She added: “We need laws to ensure social worker, state actors, and community actors capacities are built to be able to take care of children’s abuse, report and also ensure that when cases are reported, they are taken care of.”
She said that in Africa, some Africans often think that to educate children you need to beat them, adding that most of the child abuse cases are unfortunately linked to social norms.
“We need to raise community awareness on child protection so that they understand that when you abuse a child you are abusing his or her right,” she said.
She said at the end of the training they expect to have a pool of staff and civic society organisation staff who would be aware of what child abuse is, and what role to play when it occurs.
She also called for the need to have cross border mechanisms that would ensure the Gambian and Senegalese governments are in constant contact and collaboration.
Lamin Fatty, Program Officer of Child Protection Alliance (CPA), stressed that the objective of the training was to enable child protection actors to create structures within communities that would be able to protect and promote the welfare of children in order to have an enabling environment free from all forms of violence against children, particularly the issue of corporal punishment in schools, exploitation of children, and sexual abuse.

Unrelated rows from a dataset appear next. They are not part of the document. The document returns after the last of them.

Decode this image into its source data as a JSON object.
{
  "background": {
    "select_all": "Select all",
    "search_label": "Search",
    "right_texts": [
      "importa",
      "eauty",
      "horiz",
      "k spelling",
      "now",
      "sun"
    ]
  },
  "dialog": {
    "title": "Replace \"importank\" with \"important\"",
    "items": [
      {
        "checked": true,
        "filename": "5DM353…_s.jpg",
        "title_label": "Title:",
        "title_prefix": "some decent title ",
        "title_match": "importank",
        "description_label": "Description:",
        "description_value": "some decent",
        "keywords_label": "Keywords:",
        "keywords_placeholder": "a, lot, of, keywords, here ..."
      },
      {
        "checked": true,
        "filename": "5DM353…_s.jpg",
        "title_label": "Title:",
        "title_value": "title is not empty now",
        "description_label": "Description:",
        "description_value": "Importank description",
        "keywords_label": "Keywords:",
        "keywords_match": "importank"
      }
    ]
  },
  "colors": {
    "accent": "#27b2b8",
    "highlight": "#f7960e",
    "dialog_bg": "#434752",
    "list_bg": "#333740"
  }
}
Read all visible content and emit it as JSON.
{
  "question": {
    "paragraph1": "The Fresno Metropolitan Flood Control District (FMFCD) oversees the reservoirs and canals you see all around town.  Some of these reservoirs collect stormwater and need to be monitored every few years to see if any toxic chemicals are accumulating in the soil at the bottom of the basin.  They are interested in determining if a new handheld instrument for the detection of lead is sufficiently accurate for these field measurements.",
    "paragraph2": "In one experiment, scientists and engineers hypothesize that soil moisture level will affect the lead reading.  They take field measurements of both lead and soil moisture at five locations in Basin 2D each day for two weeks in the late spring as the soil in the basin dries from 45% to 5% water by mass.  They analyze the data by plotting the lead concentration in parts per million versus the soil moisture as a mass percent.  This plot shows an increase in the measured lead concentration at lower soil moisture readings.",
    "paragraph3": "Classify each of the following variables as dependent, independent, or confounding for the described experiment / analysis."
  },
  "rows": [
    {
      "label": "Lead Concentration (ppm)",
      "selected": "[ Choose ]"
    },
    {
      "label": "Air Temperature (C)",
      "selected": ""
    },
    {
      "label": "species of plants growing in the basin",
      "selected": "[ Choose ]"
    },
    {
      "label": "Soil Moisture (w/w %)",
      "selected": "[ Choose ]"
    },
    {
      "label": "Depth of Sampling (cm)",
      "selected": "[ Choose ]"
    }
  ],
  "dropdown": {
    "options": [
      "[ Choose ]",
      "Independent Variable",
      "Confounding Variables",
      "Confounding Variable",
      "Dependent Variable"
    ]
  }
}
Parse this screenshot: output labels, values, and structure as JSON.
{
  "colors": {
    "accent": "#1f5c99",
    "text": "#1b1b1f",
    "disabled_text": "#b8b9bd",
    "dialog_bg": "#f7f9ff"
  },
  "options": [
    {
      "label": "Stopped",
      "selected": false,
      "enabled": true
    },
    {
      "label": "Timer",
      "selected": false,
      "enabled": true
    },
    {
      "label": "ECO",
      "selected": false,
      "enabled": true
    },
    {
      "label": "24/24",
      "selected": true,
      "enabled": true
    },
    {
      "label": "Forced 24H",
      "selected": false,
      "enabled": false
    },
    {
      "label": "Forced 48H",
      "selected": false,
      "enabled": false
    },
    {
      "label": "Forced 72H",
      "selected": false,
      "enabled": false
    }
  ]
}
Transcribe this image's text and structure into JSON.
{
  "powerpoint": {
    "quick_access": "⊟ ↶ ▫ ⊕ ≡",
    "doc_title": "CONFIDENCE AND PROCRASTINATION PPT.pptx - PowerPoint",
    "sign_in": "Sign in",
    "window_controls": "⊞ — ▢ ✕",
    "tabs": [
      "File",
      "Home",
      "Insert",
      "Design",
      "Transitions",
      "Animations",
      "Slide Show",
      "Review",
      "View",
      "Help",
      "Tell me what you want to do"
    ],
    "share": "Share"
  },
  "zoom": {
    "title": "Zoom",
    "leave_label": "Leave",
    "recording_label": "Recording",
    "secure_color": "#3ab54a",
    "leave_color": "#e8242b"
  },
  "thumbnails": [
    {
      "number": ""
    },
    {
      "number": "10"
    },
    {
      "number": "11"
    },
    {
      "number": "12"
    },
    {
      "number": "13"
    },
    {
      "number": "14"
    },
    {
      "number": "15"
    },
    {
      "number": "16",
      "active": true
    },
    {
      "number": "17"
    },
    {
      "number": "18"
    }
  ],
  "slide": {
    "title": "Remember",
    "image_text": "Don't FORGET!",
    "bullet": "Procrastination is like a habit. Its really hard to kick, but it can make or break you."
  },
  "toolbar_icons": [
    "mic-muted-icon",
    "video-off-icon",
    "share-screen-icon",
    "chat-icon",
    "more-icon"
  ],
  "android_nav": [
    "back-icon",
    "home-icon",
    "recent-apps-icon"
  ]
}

Mr Fatty observed that exploitation of children has come up the scale again after the change of government.
CPA is creating awareness and also trying to create structures to be able to monitor and report the issues of abuses in communities for them to take ownership of protecting children, he said.
He said government has committed itself by signing national and regional legal instruments and has also domesticated some of the legal instruments, particularly the Children’s Act 2005.
“It is not only about having laws in place but protecting the rights of children,” he declared.